THE INPUT:
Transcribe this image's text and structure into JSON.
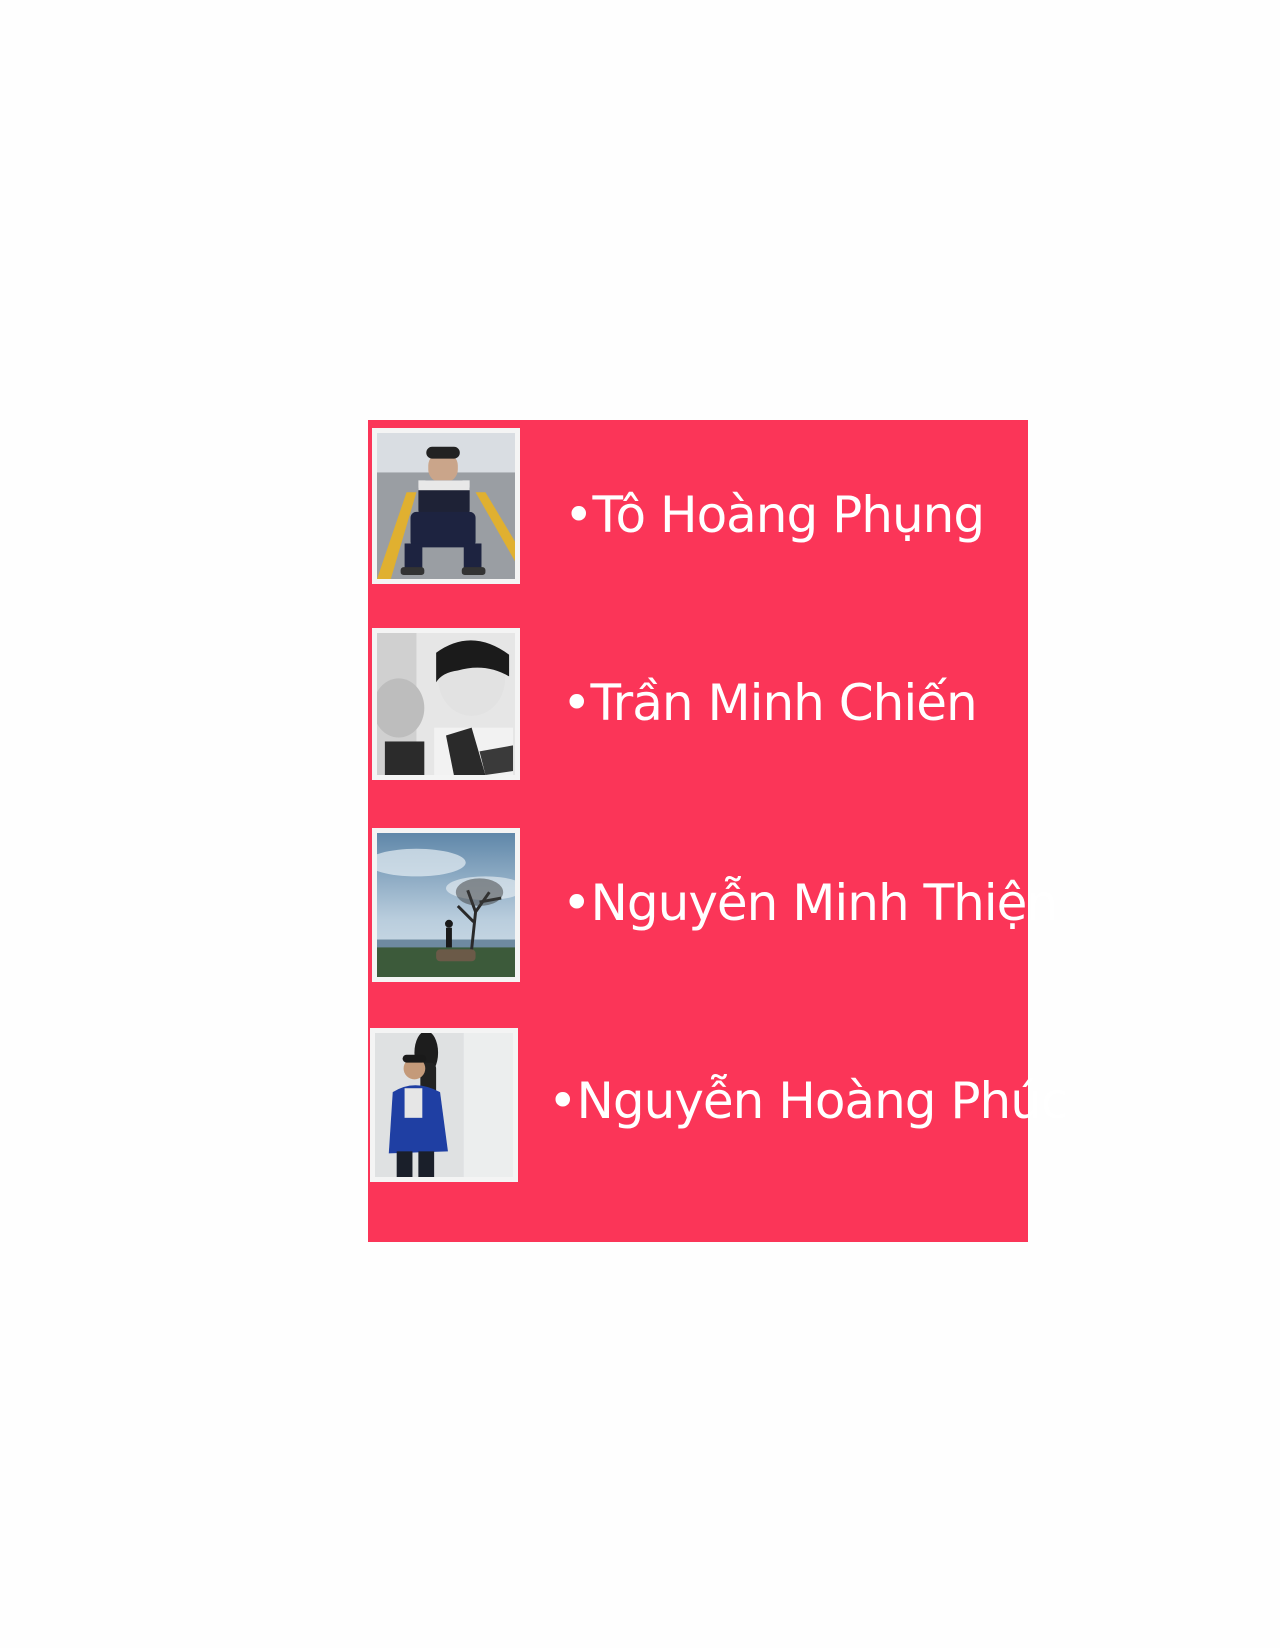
{
  "panel_color": "#fb3558",
  "members": [
    {
      "name": "•Tô Hoàng Phụng",
      "photo": "person-sitting-on-road-photo"
    },
    {
      "name": "•Trần Minh Chiến",
      "photo": "grayscale-selfie-photo"
    },
    {
      "name": "•Nguyễn Minh Thiện",
      "photo": "person-on-hilltop-with-tree-photo"
    },
    {
      "name": "•Nguyễn Hoàng Phúc",
      "photo": "person-in-blue-jacket-with-guitar-photo"
    }
  ]
}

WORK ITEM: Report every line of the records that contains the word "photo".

ANSWER TO THE PROBLEM:
      "photo": "person-sitting-on-road-photo"
      "photo": "grayscale-selfie-photo"
      "photo": "person-on-hilltop-with-tree-photo"
      "photo": "person-in-blue-jacket-with-guitar-photo"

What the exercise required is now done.